***** Information supplied

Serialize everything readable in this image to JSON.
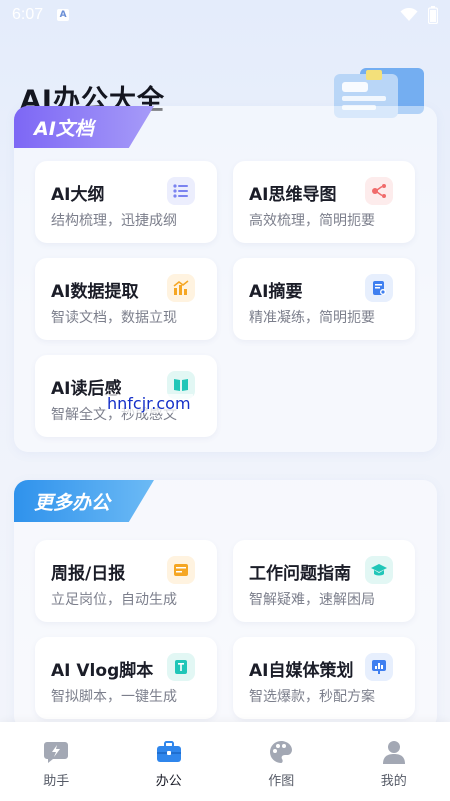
{
  "status_bar": {
    "time": "6:07",
    "a_badge": "A"
  },
  "page": {
    "title": "AI办公大全"
  },
  "sections": [
    {
      "tab_label": "AI文档",
      "cards": [
        {
          "title": "AI大纲",
          "subtitle": "结构梳理，迅捷成纲",
          "icon": "list-icon",
          "icon_color": "#7b83f0"
        },
        {
          "title": "AI思维导图",
          "subtitle": "高效梳理，简明扼要",
          "icon": "mindmap-icon",
          "icon_color": "#f06b6b"
        },
        {
          "title": "AI数据提取",
          "subtitle": "智读文档，数据立现",
          "icon": "bar-chart-icon",
          "icon_color": "#f5a623"
        },
        {
          "title": "AI摘要",
          "subtitle": "精准凝练，简明扼要",
          "icon": "document-star-icon",
          "icon_color": "#3f7ff0"
        },
        {
          "title": "AI读后感",
          "subtitle": "智解全文，秒成感文",
          "icon": "book-icon",
          "icon_color": "#20c6b8"
        }
      ]
    },
    {
      "tab_label": "更多办公",
      "cards": [
        {
          "title": "周报/日报",
          "subtitle": "立足岗位，自动生成",
          "icon": "report-icon",
          "icon_color": "#f5a623"
        },
        {
          "title": "工作问题指南",
          "subtitle": "智解疑难，速解困局",
          "icon": "graduation-cap-icon",
          "icon_color": "#20c6b8"
        },
        {
          "title": "AI Vlog脚本",
          "subtitle": "智拟脚本，一键生成",
          "icon": "script-icon",
          "icon_color": "#20c6b8"
        },
        {
          "title": "AI自媒体策划",
          "subtitle": "智选爆款，秒配方案",
          "icon": "presentation-icon",
          "icon_color": "#3f7ff0"
        }
      ]
    }
  ],
  "watermark": "hnfcjr.com",
  "bottom_nav": [
    {
      "label": "助手",
      "icon": "lightning-chat-icon",
      "active": false
    },
    {
      "label": "办公",
      "icon": "briefcase-icon",
      "active": true
    },
    {
      "label": "作图",
      "icon": "palette-icon",
      "active": false
    },
    {
      "label": "我的",
      "icon": "user-icon",
      "active": false
    }
  ],
  "colors": {
    "accent_blue": "#2f86ec",
    "tab_purple": "#7d67f5",
    "tab_blue": "#2f92ec",
    "inactive_icon": "#a3a8b4"
  }
}
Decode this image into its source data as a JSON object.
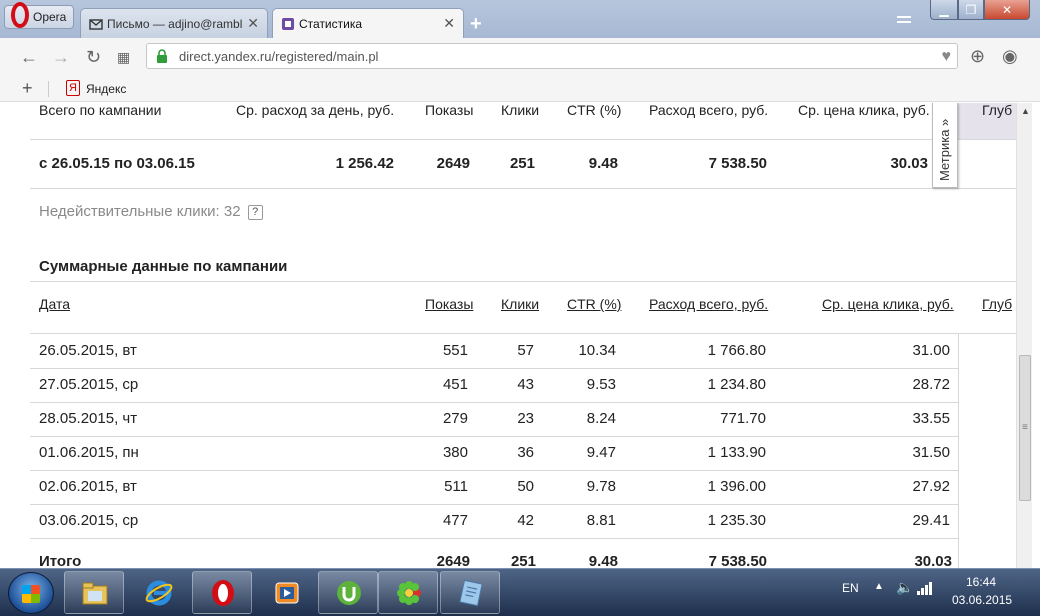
{
  "browser": {
    "menu_label": "Opera",
    "tabs": [
      {
        "label": "Письмо — adjino@rambl",
        "icon": "mail-icon",
        "active": false
      },
      {
        "label": "Статистика",
        "icon": "stats-page-icon",
        "active": true
      }
    ],
    "new_tab": "+",
    "url": "direct.yandex.ru/registered/main.pl",
    "bookmarks_add": "+",
    "bookmarks": [
      {
        "label": "Яндекс",
        "icon": "yandex-icon",
        "badge": "Я"
      }
    ]
  },
  "summary": {
    "headers": {
      "period": "Всего по кампании",
      "avg_daily": "Ср. расход за день, руб.",
      "shows": "Показы",
      "clicks": "Клики",
      "ctr": "CTR (%)",
      "total": "Расход всего, руб.",
      "avg_click": "Ср. цена клика, руб.",
      "depth": "Глуб"
    },
    "row": {
      "period": "с 26.05.15 по 03.06.15",
      "avg_daily": "1 256.42",
      "shows": "2649",
      "clicks": "251",
      "ctr": "9.48",
      "total": "7 538.50",
      "avg_click": "30.03"
    },
    "invalid_clicks_label": "Недействительные клики: 32",
    "help_badge": "?"
  },
  "metrika": {
    "label": "Метрика »"
  },
  "daily": {
    "title": "Суммарные данные по кампании",
    "headers": {
      "date": "Дата",
      "shows": "Показы",
      "clicks": "Клики",
      "ctr": "CTR (%)",
      "total": "Расход всего, руб.",
      "avg_click": "Ср. цена клика, руб.",
      "depth": "Глуб"
    },
    "rows": [
      {
        "date": "26.05.2015, вт",
        "shows": "551",
        "clicks": "57",
        "ctr": "10.34",
        "total": "1 766.80",
        "avg_click": "31.00"
      },
      {
        "date": "27.05.2015, ср",
        "shows": "451",
        "clicks": "43",
        "ctr": "9.53",
        "total": "1 234.80",
        "avg_click": "28.72"
      },
      {
        "date": "28.05.2015, чт",
        "shows": "279",
        "clicks": "23",
        "ctr": "8.24",
        "total": "771.70",
        "avg_click": "33.55"
      },
      {
        "date": "01.06.2015, пн",
        "shows": "380",
        "clicks": "36",
        "ctr": "9.47",
        "total": "1 133.90",
        "avg_click": "31.50"
      },
      {
        "date": "02.06.2015, вт",
        "shows": "511",
        "clicks": "50",
        "ctr": "9.78",
        "total": "1 396.00",
        "avg_click": "27.92"
      },
      {
        "date": "03.06.2015, ср",
        "shows": "477",
        "clicks": "42",
        "ctr": "8.81",
        "total": "1 235.30",
        "avg_click": "29.41"
      }
    ],
    "total_row": {
      "label": "Итого",
      "shows": "2649",
      "clicks": "251",
      "ctr": "9.48",
      "total": "7 538.50",
      "avg_click": "30.03"
    }
  },
  "taskbar": {
    "items": [
      "explorer-icon",
      "ie-icon",
      "opera-icon",
      "media-player-icon",
      "utorrent-icon",
      "icq-icon",
      "notepad-icon"
    ],
    "language": "EN",
    "time": "16:44",
    "date": "03.06.2015"
  },
  "colors": {
    "opera_red": "#d20d16",
    "header_shade": "#e6e2ec",
    "taskbar": "#1e2f4c"
  }
}
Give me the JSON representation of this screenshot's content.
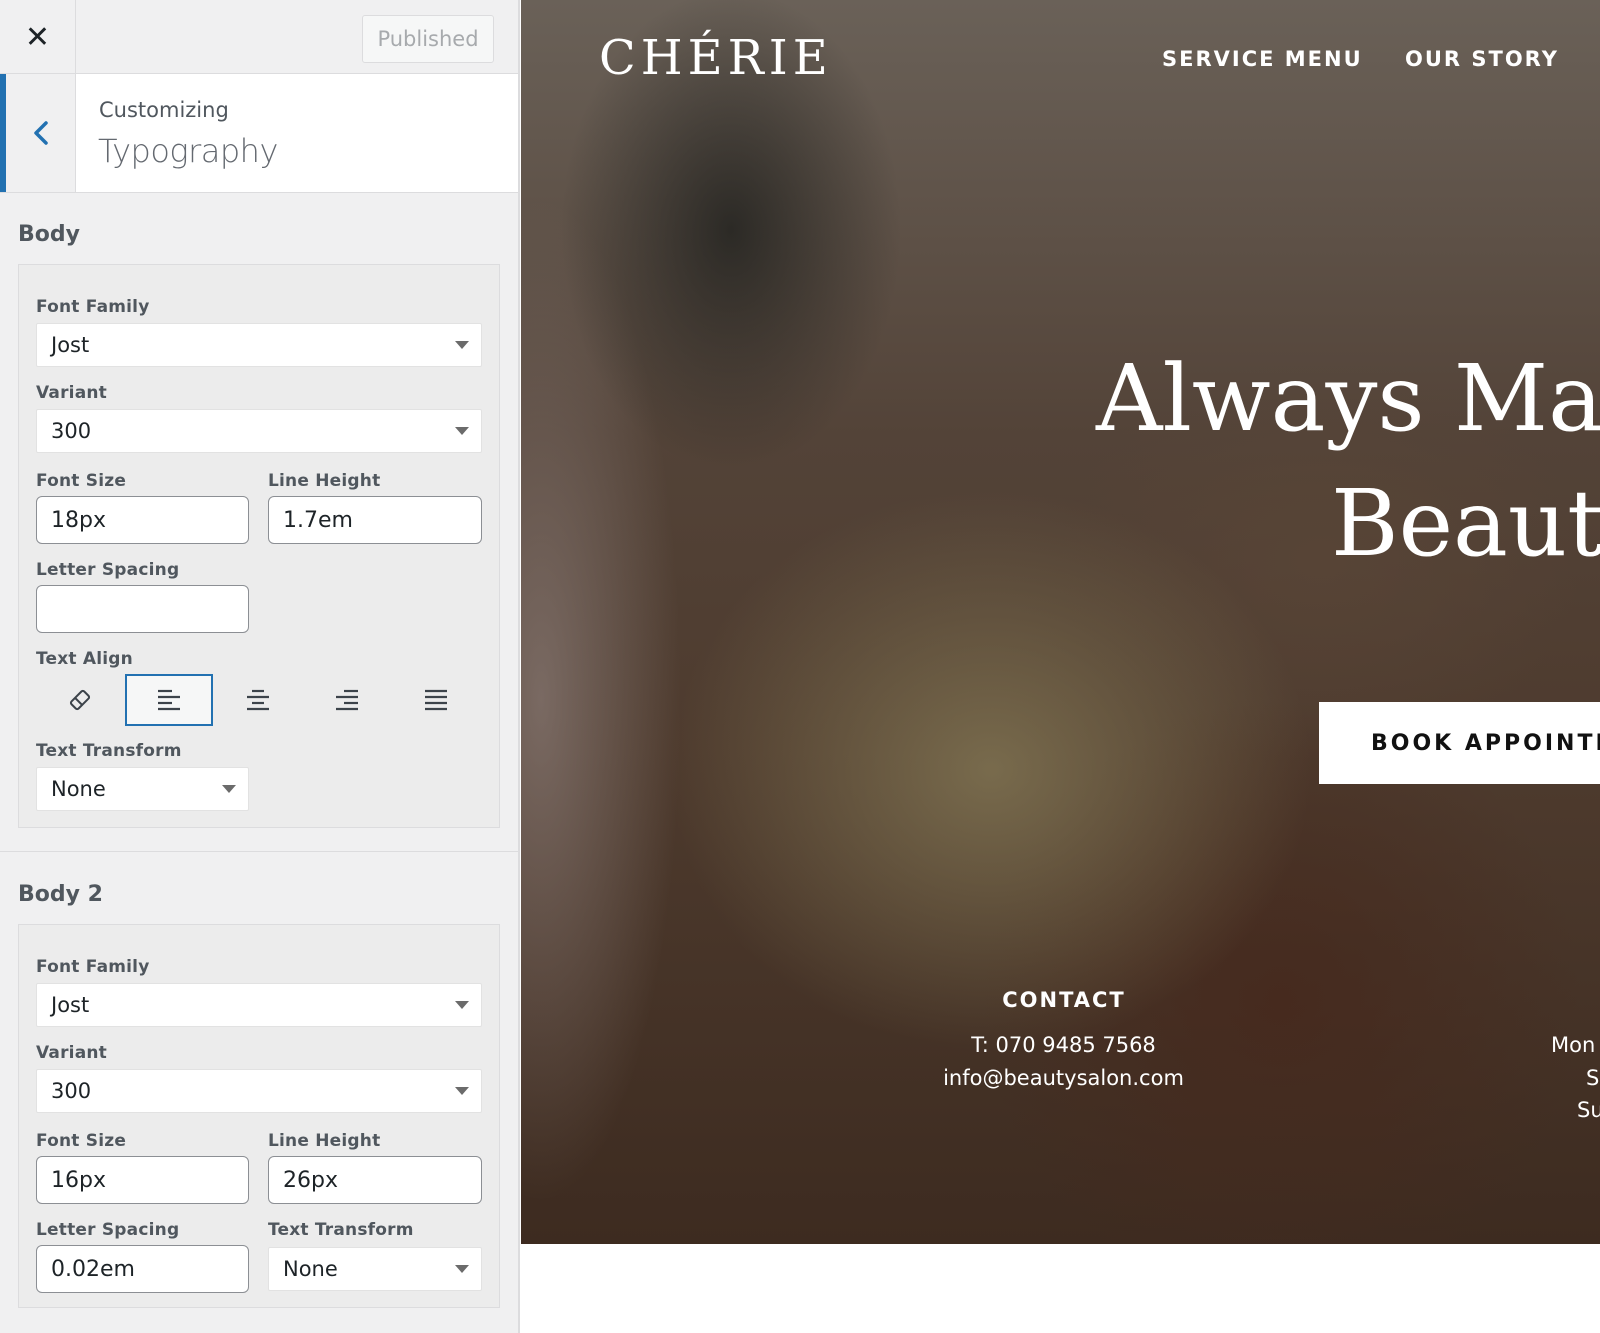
{
  "topbar": {
    "close_glyph": "✕",
    "publish_label": "Published"
  },
  "section": {
    "breadcrumb": "Customizing",
    "title": "Typography"
  },
  "body_group": {
    "title": "Body",
    "font_family_label": "Font Family",
    "font_family_value": "Jost",
    "variant_label": "Variant",
    "variant_value": "300",
    "font_size_label": "Font Size",
    "font_size_value": "18px",
    "line_height_label": "Line Height",
    "line_height_value": "1.7em",
    "letter_spacing_label": "Letter Spacing",
    "letter_spacing_value": "",
    "text_align_label": "Text Align",
    "text_align_selected": "left",
    "text_transform_label": "Text Transform",
    "text_transform_value": "None"
  },
  "body2_group": {
    "title": "Body 2",
    "font_family_label": "Font Family",
    "font_family_value": "Jost",
    "variant_label": "Variant",
    "variant_value": "300",
    "font_size_label": "Font Size",
    "font_size_value": "16px",
    "line_height_label": "Line Height",
    "line_height_value": "26px",
    "letter_spacing_label": "Letter Spacing",
    "letter_spacing_value": "0.02em",
    "text_transform_label": "Text Transform",
    "text_transform_value": "None"
  },
  "preview": {
    "logo": "CHÉRIE",
    "nav": [
      "SERVICE MENU",
      "OUR STORY"
    ],
    "hero_line1": "Always Make",
    "hero_line2": "Beauty",
    "cta": "BOOK APPOINTMENT",
    "contact_heading": "CONTACT",
    "contact_phone": "T: 070 9485 7568",
    "contact_email": "info@beautysalon.com",
    "hours_fragments": [
      "Mon",
      "S",
      "Su"
    ]
  },
  "colors": {
    "accent": "#2271b1",
    "panel_bg": "#f0f0f1"
  },
  "icons": [
    "close-icon",
    "chevron-left-icon",
    "eraser-icon",
    "align-left-icon",
    "align-center-icon",
    "align-right-icon",
    "align-justify-icon",
    "dropdown-caret-icon"
  ]
}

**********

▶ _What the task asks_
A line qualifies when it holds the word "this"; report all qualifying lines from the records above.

▶ _Output_
Serialize everything readable in this image to JSON.
Decode this image into its source data as a JSON object.
Give me the JSON representation of this screenshot's content.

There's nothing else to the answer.